One piece of the writing journey for me is taking classes. I know, *huge* surprise. Most I take through the wonderful Sisters in Crime Guppy Chapter offerings. This past month, I took a course on revision with Linda Rodriguez (author of Every Secret ThingEvery Hidden Fear, and Every Broken Trust, among others). During the course, I worked on revising pieces of my zero draft of "Lake Effect" (or at least that's the title for the next five minutes), a contemporary/urban fantasy set around Lake Superior.

As a zero draft/first draft, I knew the story was rough with lots of underdeveloped plots and characters. But I felt ok about the overall plot and where it would go in further revisions....Until I got to the assignment to diagnose the structural issues of the draft, including how the plot works and how to further develop subplots.
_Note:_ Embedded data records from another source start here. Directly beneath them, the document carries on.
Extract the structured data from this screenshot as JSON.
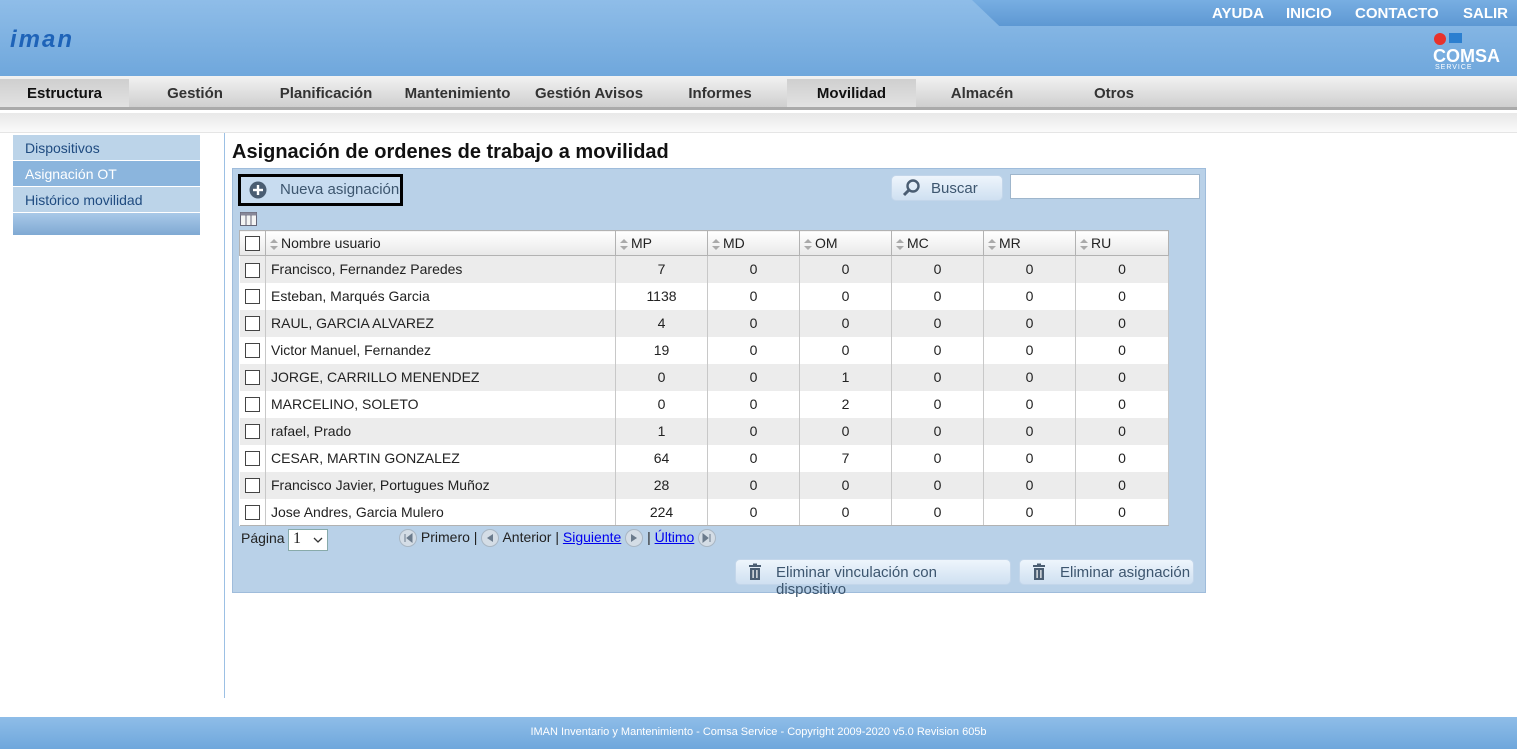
{
  "header": {
    "logo": "iman",
    "top_links": [
      "AYUDA",
      "INICIO",
      "CONTACTO",
      "SALIR"
    ],
    "brand": "COMSA",
    "brand_sub": "SERVICE"
  },
  "nav": {
    "items": [
      "Estructura",
      "Gestión",
      "Planificación",
      "Mantenimiento",
      "Gestión Avisos",
      "Informes",
      "Movilidad",
      "Almacén",
      "Otros"
    ],
    "active": [
      "Estructura",
      "Movilidad"
    ]
  },
  "sidebar": {
    "items": [
      "Dispositivos",
      "Asignación OT",
      "Histórico movilidad"
    ],
    "active": "Asignación OT"
  },
  "page": {
    "title": "Asignación de ordenes de trabajo a movilidad"
  },
  "toolbar": {
    "new_label": "Nueva asignación",
    "search_label": "Buscar",
    "search_value": ""
  },
  "table": {
    "columns": [
      "Nombre usuario",
      "MP",
      "MD",
      "OM",
      "MC",
      "MR",
      "RU"
    ],
    "rows": [
      [
        "Francisco, Fernandez Paredes",
        "7",
        "0",
        "0",
        "0",
        "0",
        "0"
      ],
      [
        "Esteban, Marqués Garcia",
        "1138",
        "0",
        "0",
        "0",
        "0",
        "0"
      ],
      [
        "RAUL, GARCIA ALVAREZ",
        "4",
        "0",
        "0",
        "0",
        "0",
        "0"
      ],
      [
        "Victor Manuel, Fernandez",
        "19",
        "0",
        "0",
        "0",
        "0",
        "0"
      ],
      [
        "JORGE, CARRILLO MENENDEZ",
        "0",
        "0",
        "1",
        "0",
        "0",
        "0"
      ],
      [
        "MARCELINO, SOLETO",
        "0",
        "0",
        "2",
        "0",
        "0",
        "0"
      ],
      [
        "rafael, Prado",
        "1",
        "0",
        "0",
        "0",
        "0",
        "0"
      ],
      [
        "CESAR, MARTIN GONZALEZ",
        "64",
        "0",
        "7",
        "0",
        "0",
        "0"
      ],
      [
        "Francisco Javier, Portugues Muñoz",
        "28",
        "0",
        "0",
        "0",
        "0",
        "0"
      ],
      [
        "Jose Andres, Garcia Mulero",
        "224",
        "0",
        "0",
        "0",
        "0",
        "0"
      ]
    ]
  },
  "pager": {
    "label": "Página",
    "page": "1",
    "first": "Primero",
    "prev": "Anterior",
    "next": "Siguiente",
    "last": "Último"
  },
  "actions": {
    "unlink": "Eliminar vinculación con dispositivo",
    "delete": "Eliminar asignación"
  },
  "footer": {
    "text": "IMAN Inventario y Mantenimiento - Comsa Service - Copyright 2009-2020 v5.0 Revision 605b"
  }
}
Then I spent about an hour smacking my forehead about what I was seeing. My main plot was nice. It probably would have worked ok. But it also could have been plunked down into any setting (Lake Superior, Kansas City, a rock in the middle of the desert) and worked. My woefully underdeveloped subplot? Oh, that has Lake Superior written all over it. There's no way to tell it anywhere else. It has lake monsters and the Witch of November and all sorts of fun Lake Superior lore. It's the type of plot that I want to read. 

And so, I blew up my main plot. Pieces of it remain and pieces of it will get moved to what will hopefully be book 2 in the series.  Then, I got to work on that former-subplot-now-main-plot. Although I would have preferred to have had this little revelation about six months ago or that it had happened to a short story instead of my novel, it's a journey. I learned things. I get to write fun new scenes that include pieces of fabulous Great Lakes legends. I'm beyond thrilled that the Witch of November will get a bigger piece of the pie in the plot. She's fast turning into one of my favorite characters.

So that's what's happening in my writing world. I'll try not to run in the other direction if you ask me how the book is going.